With it came disappointment at what the government could achieve, and the disappointment in youths’ minds was only heightened by the performance of the education system. At the cost of dysfunctional school leavers, thwarted hopes and aspirations, and a deep sense of betrayal, the public education system that once appeared full of promise was failing the grade.
Some writers have termed the born-frees “our new lost generation”, adding: “They lack the power of knowledge to experience freedom.”
The phrase captured the truth about black youth in the years following 1994. It helped to explain one of the great myths after the end of apartheid: why the moment of good feeling was short – a worrying trait, given the vision the government had signed up for.
For someone who evoked a mystical air, Mbeki’s legacy was as complex as the man himself.
Before 1994, South African education was a ramshackle polyglot of inferior schools and universities for blacks. By and large, it was Mbeki who brought the level of efficiency, professionalism, and centralised control that became notoriously associated with his presidency.
Jay Naidoo, then minister in charge of the RDP, recalled a process of “dissembling policies and structures” set up to promote redistribution.
“When I look back, one of the things we took for granted is the notion that if you put more money into health you get more public health; if you put more money into public education more people get educated, etc.
“In effect, we underestimated the policy impact of Gear (growth, employment and redistribution), which was to reduce the state’s capacity to intervene.”
It had become apparent by then that Gear would not help reduce educational inequalities, precisely because it was not a strategy to distribute income and wealth equitably.
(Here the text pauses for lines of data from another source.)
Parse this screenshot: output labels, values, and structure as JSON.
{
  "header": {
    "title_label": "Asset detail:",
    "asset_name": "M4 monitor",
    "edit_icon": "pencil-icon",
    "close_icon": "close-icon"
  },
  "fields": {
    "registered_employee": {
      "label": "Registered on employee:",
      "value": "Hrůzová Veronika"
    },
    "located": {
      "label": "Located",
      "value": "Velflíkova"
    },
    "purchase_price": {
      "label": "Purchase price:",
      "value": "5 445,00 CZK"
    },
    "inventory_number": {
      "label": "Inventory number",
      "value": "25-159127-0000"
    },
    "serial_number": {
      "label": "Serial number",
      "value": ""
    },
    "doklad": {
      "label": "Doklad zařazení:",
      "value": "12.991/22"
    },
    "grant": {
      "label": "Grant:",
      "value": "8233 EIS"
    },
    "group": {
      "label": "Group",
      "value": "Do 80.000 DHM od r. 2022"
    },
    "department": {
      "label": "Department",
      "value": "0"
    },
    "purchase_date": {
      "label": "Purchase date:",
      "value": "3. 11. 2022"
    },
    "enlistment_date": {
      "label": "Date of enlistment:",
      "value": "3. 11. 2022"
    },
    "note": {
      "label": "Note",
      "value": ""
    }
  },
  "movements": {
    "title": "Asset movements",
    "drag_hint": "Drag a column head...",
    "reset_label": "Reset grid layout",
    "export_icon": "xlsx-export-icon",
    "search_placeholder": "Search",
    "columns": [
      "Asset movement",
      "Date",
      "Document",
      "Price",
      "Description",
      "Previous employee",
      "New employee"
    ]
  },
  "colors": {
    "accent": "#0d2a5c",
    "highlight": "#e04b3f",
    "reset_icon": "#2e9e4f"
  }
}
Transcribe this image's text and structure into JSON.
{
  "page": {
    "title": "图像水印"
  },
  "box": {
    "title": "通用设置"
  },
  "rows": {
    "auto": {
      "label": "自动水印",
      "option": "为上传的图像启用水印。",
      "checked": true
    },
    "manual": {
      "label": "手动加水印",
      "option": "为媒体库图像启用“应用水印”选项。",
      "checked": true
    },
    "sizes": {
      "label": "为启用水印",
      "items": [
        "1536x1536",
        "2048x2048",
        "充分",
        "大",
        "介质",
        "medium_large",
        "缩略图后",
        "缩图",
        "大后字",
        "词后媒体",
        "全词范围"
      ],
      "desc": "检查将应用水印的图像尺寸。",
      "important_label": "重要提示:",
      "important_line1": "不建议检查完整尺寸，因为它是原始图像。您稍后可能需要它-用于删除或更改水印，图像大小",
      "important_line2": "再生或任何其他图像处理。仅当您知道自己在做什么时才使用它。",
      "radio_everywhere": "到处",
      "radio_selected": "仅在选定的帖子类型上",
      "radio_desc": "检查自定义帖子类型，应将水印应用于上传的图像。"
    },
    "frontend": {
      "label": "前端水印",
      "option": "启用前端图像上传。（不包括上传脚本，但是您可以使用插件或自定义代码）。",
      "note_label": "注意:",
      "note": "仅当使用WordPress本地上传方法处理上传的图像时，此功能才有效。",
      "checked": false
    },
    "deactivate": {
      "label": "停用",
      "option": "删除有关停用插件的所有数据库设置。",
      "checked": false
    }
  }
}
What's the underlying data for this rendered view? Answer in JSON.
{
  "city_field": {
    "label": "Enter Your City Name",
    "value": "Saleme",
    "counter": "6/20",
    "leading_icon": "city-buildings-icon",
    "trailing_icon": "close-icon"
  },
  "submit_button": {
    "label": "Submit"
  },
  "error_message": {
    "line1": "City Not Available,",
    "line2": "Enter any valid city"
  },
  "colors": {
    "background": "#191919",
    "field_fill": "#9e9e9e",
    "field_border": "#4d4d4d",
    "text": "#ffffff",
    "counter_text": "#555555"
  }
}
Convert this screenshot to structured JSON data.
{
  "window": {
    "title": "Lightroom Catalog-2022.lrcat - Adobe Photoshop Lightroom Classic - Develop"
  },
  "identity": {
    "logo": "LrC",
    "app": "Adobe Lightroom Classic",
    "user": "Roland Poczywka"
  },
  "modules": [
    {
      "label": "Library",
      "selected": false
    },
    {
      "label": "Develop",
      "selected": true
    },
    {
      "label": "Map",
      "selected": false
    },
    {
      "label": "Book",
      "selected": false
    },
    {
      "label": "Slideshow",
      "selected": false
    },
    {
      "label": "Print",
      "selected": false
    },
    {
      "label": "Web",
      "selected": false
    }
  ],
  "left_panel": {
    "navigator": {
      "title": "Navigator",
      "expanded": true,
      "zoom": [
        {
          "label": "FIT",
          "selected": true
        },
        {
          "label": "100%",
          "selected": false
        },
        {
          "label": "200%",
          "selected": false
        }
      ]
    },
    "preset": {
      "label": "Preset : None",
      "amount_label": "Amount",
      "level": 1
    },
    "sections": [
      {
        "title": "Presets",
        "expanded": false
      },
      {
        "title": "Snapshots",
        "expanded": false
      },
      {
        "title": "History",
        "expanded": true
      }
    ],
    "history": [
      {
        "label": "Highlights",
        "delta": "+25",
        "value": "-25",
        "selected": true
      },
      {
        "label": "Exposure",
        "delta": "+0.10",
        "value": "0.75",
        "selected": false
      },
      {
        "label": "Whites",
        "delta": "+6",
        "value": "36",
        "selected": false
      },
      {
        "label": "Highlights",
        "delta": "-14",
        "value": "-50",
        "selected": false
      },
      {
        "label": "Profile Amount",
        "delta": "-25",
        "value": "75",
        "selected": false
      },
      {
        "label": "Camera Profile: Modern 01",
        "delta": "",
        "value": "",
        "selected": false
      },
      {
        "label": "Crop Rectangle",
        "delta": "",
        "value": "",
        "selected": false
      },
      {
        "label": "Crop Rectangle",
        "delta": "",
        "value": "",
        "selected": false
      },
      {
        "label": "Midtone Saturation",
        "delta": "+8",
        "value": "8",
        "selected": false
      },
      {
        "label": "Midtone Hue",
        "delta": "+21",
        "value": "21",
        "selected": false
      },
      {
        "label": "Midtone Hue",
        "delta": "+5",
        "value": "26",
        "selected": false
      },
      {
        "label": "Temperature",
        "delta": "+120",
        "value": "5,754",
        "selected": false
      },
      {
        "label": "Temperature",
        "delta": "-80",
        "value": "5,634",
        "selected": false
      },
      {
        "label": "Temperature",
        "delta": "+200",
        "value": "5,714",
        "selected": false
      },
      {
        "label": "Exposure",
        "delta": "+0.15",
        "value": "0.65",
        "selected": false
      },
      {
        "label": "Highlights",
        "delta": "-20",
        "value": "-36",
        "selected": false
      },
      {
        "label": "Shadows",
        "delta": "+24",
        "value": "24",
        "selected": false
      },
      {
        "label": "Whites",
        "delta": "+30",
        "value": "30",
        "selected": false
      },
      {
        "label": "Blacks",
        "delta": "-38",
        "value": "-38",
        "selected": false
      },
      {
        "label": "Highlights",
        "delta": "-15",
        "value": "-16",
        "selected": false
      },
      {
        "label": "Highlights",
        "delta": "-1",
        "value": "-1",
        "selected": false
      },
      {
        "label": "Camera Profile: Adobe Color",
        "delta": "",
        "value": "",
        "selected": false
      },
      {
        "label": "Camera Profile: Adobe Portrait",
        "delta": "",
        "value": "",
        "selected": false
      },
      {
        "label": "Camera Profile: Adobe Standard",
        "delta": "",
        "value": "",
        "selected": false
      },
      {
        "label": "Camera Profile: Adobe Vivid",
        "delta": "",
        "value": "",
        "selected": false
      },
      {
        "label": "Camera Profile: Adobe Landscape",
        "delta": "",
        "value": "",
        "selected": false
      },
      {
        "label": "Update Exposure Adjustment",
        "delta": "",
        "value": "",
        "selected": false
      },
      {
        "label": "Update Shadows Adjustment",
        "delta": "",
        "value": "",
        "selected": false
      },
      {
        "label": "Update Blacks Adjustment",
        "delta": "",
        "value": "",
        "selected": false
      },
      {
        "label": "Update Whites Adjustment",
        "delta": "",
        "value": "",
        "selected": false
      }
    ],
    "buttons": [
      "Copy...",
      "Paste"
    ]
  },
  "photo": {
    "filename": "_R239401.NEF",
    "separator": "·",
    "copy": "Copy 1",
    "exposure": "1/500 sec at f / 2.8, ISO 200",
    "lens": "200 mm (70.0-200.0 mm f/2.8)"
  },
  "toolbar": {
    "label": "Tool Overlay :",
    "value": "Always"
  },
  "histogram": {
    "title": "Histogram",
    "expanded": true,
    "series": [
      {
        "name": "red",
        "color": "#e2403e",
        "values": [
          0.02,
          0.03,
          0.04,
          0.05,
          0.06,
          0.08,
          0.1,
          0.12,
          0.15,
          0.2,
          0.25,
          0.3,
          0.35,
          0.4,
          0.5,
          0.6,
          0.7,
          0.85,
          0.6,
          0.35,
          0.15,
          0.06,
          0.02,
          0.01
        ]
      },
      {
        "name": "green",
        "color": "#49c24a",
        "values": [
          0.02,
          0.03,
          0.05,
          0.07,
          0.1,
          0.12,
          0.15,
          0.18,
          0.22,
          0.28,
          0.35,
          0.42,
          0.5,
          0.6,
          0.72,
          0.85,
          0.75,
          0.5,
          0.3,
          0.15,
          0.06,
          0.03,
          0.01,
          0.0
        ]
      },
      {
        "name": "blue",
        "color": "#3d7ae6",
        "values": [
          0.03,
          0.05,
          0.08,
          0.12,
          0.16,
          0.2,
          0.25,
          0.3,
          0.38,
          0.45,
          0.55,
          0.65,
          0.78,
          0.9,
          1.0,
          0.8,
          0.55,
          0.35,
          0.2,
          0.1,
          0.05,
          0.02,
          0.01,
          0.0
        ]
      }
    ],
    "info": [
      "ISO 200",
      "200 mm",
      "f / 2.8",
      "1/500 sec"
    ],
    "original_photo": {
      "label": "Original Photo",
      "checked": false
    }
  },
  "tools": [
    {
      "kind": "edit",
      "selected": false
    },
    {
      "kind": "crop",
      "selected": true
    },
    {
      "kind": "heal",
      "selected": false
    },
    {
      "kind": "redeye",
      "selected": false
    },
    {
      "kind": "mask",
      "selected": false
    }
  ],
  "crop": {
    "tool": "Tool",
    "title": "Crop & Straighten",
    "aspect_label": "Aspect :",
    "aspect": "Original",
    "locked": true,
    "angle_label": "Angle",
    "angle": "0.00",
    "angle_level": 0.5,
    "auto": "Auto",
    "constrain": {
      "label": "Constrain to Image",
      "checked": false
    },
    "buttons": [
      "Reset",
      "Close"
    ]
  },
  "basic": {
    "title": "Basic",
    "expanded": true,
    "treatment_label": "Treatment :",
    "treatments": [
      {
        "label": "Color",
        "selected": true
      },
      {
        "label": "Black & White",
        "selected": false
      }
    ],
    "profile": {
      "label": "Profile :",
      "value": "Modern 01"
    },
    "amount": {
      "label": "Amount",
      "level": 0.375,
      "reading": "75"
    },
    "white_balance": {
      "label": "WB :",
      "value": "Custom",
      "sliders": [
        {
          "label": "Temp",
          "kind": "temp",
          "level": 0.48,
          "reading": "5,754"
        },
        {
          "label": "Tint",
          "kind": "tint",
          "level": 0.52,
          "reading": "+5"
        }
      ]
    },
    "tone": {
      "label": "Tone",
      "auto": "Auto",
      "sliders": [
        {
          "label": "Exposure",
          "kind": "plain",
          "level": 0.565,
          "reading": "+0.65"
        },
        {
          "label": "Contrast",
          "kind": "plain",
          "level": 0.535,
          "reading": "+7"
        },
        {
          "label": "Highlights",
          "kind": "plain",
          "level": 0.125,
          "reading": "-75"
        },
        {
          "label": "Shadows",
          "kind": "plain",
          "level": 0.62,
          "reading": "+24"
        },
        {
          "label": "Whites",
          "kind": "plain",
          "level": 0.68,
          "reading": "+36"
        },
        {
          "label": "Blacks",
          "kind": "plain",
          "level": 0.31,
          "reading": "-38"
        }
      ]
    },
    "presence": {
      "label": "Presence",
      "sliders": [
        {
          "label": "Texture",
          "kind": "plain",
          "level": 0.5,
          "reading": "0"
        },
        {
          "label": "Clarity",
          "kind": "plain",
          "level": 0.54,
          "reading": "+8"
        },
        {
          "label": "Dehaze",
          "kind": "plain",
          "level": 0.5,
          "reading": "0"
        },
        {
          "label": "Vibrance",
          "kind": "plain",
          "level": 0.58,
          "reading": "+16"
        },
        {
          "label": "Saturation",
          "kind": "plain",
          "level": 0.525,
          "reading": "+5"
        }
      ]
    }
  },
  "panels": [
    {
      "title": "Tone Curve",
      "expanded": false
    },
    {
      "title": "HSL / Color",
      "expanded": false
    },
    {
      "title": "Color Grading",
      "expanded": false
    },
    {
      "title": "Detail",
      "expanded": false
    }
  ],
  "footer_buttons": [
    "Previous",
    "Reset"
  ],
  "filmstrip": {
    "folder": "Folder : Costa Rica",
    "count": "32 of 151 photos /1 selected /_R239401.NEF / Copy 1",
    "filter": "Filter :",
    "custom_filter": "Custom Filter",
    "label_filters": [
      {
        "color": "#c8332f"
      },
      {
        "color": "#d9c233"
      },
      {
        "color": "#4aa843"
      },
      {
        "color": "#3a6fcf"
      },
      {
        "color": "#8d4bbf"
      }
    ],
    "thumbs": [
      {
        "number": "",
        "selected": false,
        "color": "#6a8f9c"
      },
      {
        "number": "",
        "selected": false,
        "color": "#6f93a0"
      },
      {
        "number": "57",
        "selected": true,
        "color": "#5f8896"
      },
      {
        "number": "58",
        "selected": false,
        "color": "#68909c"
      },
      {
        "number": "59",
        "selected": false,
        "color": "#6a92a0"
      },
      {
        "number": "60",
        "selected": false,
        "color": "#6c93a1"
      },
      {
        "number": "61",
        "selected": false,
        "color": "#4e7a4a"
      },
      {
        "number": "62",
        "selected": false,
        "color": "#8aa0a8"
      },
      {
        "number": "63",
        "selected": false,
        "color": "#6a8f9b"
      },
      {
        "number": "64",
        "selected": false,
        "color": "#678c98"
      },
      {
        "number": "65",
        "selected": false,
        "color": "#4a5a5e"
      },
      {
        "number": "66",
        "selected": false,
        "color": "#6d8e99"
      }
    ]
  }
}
The restructuring of the public sector had led to many civil servants, many of them teachers, taking voluntary severance packages. Among those remaining in the profession, morale was low.
This was not surprising, since, with reduced expenditure, teachers’ workloads increased – larger classes, more periods, a lack of teaching materials – and salaries declined in real terms.
The world looked like a different place by the end of Mbeki’s presidency. If the apartheid era produced a lost generation of unemployable youths, by 2008 the ground shifting beneath South Africa’s sclerotic economy was producing a generation of lost opportunities for the so-called born-frees – school-leavers born after 1994 and ill-adapted to the academic rigours of higher education and the demands of a fiercely competitive modern economy.
The sheer scale of the problem far exceeded expert predictions in the mid-1990s of a groundswell of mainly black entrants into universities.
There were 27 million youths who bemoaned the new order.